- Exercise details:
Among the records, which lines include "الأولية"? List them.
[Start of Attachment]
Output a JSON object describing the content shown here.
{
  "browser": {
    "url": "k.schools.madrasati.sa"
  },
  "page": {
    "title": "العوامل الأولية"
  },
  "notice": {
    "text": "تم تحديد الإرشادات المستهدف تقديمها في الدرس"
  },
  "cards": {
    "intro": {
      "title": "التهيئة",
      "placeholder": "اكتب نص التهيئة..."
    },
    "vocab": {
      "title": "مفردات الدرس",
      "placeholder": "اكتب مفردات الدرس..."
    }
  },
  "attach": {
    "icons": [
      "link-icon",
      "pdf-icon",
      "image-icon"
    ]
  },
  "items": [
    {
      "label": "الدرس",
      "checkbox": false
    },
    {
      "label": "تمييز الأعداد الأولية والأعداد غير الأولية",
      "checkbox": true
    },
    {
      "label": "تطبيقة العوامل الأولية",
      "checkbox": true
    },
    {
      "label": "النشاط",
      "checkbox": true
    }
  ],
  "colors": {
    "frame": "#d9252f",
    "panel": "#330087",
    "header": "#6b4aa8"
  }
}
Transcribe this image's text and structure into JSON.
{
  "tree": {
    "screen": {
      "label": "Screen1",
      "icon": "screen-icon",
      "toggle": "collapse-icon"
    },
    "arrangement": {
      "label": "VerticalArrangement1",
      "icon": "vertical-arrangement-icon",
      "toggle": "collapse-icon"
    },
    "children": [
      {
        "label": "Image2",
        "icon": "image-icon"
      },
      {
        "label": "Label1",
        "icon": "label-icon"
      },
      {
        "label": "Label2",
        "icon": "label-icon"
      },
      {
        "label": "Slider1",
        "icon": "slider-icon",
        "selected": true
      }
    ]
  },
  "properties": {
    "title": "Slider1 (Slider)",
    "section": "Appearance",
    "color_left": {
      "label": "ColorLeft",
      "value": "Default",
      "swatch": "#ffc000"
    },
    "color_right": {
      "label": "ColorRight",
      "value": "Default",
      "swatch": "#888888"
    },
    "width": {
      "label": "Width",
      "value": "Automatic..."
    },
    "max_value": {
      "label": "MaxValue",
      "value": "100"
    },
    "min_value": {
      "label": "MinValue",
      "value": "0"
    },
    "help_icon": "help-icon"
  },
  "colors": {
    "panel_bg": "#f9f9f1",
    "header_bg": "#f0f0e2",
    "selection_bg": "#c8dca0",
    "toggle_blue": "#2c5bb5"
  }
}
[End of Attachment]
- Answer:
    "title": "العوامل الأولية"
      "label": "تمييز الأعداد الأولية والأعداد غير الأولية",
      "label": "تطبيقة العوامل الأولية",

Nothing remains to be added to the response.